Seven days ago Russia claimed to have possibly killed ISIS leader Abu Bakr al-Baghdadi.
According to PATC, a full DNA test can be completed in 54 hours. That is two days and six hours in a dedicated lab.
Russia is still claiming a propaganda coup for possibly having killed Abu Bakr al-Baghdadi.
From experience in the US Special Operations community, after a strike against a High Value Target, a Site Exploitation Team is put on the ground as soon as it is safe. They take pictures, tissue samples, and, if appropriate, bag ’em. In the case of Usama bin Laden, they took the body and DNA testing was done on board a ship.
From all the reports I have read, Russia killed “many” people and Abu Bakr al-Baghdadi MIGHT have been there. This sounds like some awfully indiscriminate killing, not at all a precision strike. Did Russia then put people on the ground to identify the bodies? Take pictures, tissue samples? Did they bag Abu Bakr al-Baghdadi? My guess is no, there have been no reports to say as much. A report say four buildings were destroyed, surely you have more specificity than “four buildings”?
Russia, it’s been seven days. Are you telling the truth? Hope is not an option… either you did or did not.
Incredibly, Iran’s AhlolBayt News Agency (ABNA) is putting the blame on the UN, while Russia says
…, the Russian Defense Ministry said that it was verifying information that ISIS leader Abu Bakr al-Baghdadi could have been killed in a Russian Aerospace Forces strike, carried out on May 28.
It’s been seven days, Russia. You are not doing proper follow-up procedures, which the US calls battle damage assessment or Sensitive Site Exploitation. This is not a sign of a professional military, Russia. Not at all.
Russia says it may have killed ISIS leader Abu Bakr al-Baghdadi
Updated 8:02 PM ET, Fri June 16, 2017
(CNN) The Russian Defense Ministry said it is investigating reports that ISIS leader Abu Bakr al-Baghdadi was killed in one of its airstrikes in Syria last month.
The May 28 airstrike was carried out on the outskirts of the militant group’s de facto capital, Raqqa, on a command post where ISIS leaders were meeting, according to a ministry statement.
“According to information that is being verified through various channels, the leader of ISIS … Abu Bakr al-Baghdadi was also present at the meeting and was killed as a result of the strike,” the ministry said.
The United States confirmed that Russia conducted airstrikes on May 28, a US official said.
The Americans are investigating whether the strikes were in the precise area the Russians are claiming and whether there is any intelligence on who may have been in that location, the official said.
There have been previous reports of Baghdadi’s death that later turned out to be false.
The Russian statement said the strike targeted ISIS leaders as they met to discuss their exit from the city. It said about 30 midlevel field commanders and up to 300 militants acting as bodyguards were also present.
The airstrike was carried out following drone footage confirmation of the meeting location, the statement said.

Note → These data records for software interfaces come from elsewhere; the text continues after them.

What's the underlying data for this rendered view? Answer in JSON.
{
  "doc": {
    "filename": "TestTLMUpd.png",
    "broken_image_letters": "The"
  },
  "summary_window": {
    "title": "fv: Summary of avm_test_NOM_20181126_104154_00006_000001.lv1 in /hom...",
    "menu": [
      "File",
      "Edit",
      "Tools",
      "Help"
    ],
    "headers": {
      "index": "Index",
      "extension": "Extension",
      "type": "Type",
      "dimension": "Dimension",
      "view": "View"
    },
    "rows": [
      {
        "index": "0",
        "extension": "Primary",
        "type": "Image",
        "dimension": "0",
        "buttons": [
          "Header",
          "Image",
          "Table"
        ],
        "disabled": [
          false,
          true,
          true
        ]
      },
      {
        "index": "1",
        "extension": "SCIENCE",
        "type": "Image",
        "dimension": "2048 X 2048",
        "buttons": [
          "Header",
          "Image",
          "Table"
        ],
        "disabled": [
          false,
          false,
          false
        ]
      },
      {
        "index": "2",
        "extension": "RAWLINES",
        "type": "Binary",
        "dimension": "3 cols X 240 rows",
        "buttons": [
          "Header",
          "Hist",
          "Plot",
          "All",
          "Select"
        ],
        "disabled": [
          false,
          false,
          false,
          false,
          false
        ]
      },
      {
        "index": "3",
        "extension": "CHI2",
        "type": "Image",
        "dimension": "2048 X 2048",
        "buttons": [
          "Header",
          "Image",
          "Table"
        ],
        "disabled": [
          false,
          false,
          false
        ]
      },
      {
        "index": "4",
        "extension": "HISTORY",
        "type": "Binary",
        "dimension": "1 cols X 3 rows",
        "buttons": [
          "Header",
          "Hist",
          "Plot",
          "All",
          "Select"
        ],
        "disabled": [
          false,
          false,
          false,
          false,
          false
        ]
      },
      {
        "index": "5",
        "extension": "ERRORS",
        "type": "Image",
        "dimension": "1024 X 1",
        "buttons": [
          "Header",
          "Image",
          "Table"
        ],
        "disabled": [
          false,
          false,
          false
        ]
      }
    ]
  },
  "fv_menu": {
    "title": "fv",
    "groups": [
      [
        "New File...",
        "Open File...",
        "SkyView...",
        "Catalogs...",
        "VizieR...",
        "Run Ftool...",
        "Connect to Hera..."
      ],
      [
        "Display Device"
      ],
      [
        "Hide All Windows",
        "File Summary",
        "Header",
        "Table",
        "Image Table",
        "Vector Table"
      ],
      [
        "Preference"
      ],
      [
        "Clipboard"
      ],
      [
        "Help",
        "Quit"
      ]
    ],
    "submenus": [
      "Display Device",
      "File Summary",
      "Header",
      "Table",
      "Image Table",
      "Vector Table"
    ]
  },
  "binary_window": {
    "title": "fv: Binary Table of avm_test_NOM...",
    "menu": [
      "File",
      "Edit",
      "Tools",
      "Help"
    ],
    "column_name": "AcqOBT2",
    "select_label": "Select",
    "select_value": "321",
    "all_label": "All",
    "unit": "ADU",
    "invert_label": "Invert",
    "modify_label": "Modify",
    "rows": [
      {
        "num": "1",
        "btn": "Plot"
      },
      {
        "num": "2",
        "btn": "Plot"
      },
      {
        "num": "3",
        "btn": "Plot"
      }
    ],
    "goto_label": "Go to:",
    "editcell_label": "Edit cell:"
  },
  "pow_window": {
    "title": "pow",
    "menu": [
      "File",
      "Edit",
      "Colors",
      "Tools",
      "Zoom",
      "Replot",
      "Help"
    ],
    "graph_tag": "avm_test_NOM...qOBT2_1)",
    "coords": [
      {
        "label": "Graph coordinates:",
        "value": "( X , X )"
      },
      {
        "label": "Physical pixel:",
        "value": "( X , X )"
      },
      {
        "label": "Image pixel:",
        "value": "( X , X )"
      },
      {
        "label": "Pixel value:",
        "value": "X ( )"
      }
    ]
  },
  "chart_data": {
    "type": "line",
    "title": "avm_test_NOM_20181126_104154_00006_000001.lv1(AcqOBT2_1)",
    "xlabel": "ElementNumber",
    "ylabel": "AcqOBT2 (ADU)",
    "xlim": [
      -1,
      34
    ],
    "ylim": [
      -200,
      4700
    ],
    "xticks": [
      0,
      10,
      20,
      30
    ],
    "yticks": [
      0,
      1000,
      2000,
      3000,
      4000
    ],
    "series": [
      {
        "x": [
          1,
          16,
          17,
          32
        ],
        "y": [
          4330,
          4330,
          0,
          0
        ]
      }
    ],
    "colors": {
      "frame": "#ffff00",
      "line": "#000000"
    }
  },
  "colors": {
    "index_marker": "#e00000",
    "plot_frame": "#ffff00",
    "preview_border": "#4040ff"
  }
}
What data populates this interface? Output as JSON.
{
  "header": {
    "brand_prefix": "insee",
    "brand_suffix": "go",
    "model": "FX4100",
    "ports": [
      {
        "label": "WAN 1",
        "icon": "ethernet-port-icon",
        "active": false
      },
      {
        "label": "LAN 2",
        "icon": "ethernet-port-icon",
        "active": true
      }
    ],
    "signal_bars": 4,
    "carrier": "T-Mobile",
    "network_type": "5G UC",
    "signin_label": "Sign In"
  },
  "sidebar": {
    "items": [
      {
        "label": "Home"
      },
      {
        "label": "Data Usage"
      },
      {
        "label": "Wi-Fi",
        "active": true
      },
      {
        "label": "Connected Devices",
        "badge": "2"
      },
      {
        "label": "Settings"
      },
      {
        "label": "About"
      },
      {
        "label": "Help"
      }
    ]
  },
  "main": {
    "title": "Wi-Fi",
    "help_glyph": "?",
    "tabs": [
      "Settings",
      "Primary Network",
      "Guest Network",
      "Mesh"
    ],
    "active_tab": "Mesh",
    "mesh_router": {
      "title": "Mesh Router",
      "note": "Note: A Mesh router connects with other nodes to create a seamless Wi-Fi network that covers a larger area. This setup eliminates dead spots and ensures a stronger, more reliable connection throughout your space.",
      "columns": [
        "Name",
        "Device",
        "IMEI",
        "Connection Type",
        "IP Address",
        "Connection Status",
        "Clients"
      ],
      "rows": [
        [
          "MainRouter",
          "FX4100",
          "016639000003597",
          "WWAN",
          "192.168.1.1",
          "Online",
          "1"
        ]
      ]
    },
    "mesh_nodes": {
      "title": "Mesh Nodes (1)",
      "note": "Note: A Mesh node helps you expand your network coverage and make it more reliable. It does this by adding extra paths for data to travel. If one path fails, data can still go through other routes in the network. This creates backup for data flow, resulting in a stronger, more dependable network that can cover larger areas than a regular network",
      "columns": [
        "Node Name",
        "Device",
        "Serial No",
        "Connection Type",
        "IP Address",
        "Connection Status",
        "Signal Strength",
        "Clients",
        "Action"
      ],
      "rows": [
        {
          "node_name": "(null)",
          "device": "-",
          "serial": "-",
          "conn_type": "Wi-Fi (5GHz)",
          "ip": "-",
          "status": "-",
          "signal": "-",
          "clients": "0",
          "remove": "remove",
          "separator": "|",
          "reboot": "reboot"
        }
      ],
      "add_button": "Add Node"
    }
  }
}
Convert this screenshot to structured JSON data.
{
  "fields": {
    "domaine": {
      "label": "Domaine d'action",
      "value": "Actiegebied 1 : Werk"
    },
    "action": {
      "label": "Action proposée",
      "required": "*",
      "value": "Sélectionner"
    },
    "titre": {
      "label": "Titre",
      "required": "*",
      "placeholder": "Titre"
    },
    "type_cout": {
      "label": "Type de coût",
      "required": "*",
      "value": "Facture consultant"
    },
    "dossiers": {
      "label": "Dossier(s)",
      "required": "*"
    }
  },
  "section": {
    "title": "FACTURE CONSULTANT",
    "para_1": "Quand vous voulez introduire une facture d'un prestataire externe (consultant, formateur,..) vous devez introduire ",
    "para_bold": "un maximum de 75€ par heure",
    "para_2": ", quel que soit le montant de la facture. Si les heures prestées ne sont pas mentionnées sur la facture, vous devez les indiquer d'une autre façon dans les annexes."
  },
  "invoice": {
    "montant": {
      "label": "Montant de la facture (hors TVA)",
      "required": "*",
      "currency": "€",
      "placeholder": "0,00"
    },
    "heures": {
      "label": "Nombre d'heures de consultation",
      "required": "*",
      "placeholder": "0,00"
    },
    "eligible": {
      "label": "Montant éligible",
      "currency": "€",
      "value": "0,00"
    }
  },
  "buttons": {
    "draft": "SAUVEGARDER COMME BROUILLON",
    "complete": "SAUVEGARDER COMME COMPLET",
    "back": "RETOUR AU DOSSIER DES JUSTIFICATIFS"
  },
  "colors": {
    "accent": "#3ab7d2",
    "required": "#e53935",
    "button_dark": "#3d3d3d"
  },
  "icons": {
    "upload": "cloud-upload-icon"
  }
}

CNN senior international correspondent Clarissa Ward warned the details from the Russians were inconsistent with the typical behavior of ISIS leaders.
“They do not meet in big groupings like that because of drone strikes, because they are constantly being bombarded,” she said.
“If he has been killed, of course it would deal a big blow to the group, but let’s just look at the past few weeks — we’ve had major terror attacks in London, in Baghdad, in Tehran, in Kabul. So clearly it is still business as usual for ISIS.”
CNN military analyst Lt. Gen. Mark Hertling also warned against giving too much weight to Russia’s sources.
“I’m not going to take this too seriously because there have been at least five reported killings of al-Baghdadi over the last three years,” he said.
“I wouldn’t believe the Russian sources based on anything they’re hearing out of Syria.”
An elusive and brutal leader
Officials have long described the ISIS leader as enemy No. 1 in the fight against ISIS, and speculation has swirled over his whereabouts.
Baghdadi has kept a low profile, speaking out in occasional videos and audio messages.
In a sermon at a Mosul, Iraq, mosque in 2014, he declared himself the leader of the Islamic caliphate. The sermon was filmed and widely watched around the world.
US forces captured him in Falluja, Iraq, in 2004. At the time, he was considered a low-level al Qaeda member.
He was freed in 2009, and within a year became the leader of Iraq’s al Qaeda affiliate, heading up a renewed campaign of bombings and assassinations. Al Qaeda leaders later severed relations with him, saying he was insubordinate, killing too many civilians.
He earned a reputation for brutality as the leader of ISIS, which has seized and lost swaths of territory in Iraq and Syria.
The extremist group brought a reign of terror and intimidation into areas where they gained control. And the brutality has continued despite military setbacks. In one reported case, ISIS slaughtered 163 civilians and left their bodies in the street for days, the United Nations said.
US authorities offered a $25 million reward for information leading to his capture.
Abu Bakr al-Baghdadi, which is a nom de guerre, was born Ibrahim Awwad Ibrahim Ali al-Badri al Samarrai.